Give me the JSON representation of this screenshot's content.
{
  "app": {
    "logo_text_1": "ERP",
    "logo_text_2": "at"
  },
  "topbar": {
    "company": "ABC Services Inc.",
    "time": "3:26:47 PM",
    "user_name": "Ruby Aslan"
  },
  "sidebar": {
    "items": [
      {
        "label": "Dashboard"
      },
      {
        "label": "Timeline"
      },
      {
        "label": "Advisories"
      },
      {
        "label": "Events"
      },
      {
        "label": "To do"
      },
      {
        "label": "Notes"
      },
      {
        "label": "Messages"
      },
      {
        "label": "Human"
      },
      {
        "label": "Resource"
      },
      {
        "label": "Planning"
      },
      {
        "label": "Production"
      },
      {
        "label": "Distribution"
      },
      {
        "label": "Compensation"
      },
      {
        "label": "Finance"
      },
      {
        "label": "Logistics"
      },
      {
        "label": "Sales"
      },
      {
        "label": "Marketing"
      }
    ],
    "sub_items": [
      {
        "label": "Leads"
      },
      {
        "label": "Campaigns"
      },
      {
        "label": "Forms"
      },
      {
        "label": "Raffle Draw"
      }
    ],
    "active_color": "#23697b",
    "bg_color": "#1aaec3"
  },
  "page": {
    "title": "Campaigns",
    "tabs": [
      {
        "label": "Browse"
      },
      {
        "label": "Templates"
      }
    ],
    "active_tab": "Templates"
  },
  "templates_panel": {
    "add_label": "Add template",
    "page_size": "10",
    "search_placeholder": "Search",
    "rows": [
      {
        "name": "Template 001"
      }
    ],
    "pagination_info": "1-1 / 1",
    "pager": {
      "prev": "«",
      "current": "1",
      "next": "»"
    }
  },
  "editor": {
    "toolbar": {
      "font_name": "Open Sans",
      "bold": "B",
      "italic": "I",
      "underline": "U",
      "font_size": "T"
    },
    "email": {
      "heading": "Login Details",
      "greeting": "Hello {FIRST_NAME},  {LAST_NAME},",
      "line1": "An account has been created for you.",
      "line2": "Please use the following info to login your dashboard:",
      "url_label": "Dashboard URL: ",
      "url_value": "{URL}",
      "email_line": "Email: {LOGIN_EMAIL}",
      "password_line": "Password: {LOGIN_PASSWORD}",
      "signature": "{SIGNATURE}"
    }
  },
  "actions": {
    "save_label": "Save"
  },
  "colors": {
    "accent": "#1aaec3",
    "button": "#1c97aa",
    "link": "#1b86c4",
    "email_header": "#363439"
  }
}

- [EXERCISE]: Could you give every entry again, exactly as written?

- [ANSWER SECTION]:
Give me the JSON representation of this screenshot's content.
{
  "app": {
    "logo_text_1": "ERP",
    "logo_text_2": "at"
  },
  "topbar": {
    "company": "ABC Services Inc.",
    "time": "3:26:47 PM",
    "user_name": "Ruby Aslan"
  },
  "sidebar": {
    "items": [
      {
        "label": "Dashboard"
      },
      {
        "label": "Timeline"
      },
      {
        "label": "Advisories"
      },
      {
        "label": "Events"
      },
      {
        "label": "To do"
      },
      {
        "label": "Notes"
      },
      {
        "label": "Messages"
      },
      {
        "label": "Human"
      },
      {
        "label": "Resource"
      },
      {
        "label": "Planning"
      },
      {
        "label": "Production"
      },
      {
        "label": "Distribution"
      },
      {
        "label": "Compensation"
      },
      {
        "label": "Finance"
      },
      {
        "label": "Logistics"
      },
      {
        "label": "Sales"
      },
      {
        "label": "Marketing"
      }
    ],
    "sub_items": [
      {
        "label": "Leads"
      },
      {
        "label": "Campaigns"
      },
      {
        "label": "Forms"
      },
      {
        "label": "Raffle Draw"
      }
    ],
    "active_color": "#23697b",
    "bg_color": "#1aaec3"
  },
  "page": {
    "title": "Campaigns",
    "tabs": [
      {
        "label": "Browse"
      },
      {
        "label": "Templates"
      }
    ],
    "active_tab": "Templates"
  },
  "templates_panel": {
    "add_label": "Add template",
    "page_size": "10",
    "search_placeholder": "Search",
    "rows": [
      {
        "name": "Template 001"
      }
    ],
    "pagination_info": "1-1 / 1",
    "pager": {
      "prev": "«",
      "current": "1",
      "next": "»"
    }
  },
  "editor": {
    "toolbar": {
      "font_name": "Open Sans",
      "bold": "B",
      "italic": "I",
      "underline": "U",
      "font_size": "T"
    },
    "email": {
      "heading": "Login Details",
      "greeting": "Hello {FIRST_NAME},  {LAST_NAME},",
      "line1": "An account has been created for you.",
      "line2": "Please use the following info to login your dashboard:",
      "url_label": "Dashboard URL: ",
      "url_value": "{URL}",
      "email_line": "Email: {LOGIN_EMAIL}",
      "password_line": "Password: {LOGIN_PASSWORD}",
      "signature": "{SIGNATURE}"
    }
  },
  "actions": {
    "save_label": "Save"
  },
  "colors": {
    "accent": "#1aaec3",
    "button": "#1c97aa",
    "link": "#1b86c4",
    "email_header": "#363439"
  }
}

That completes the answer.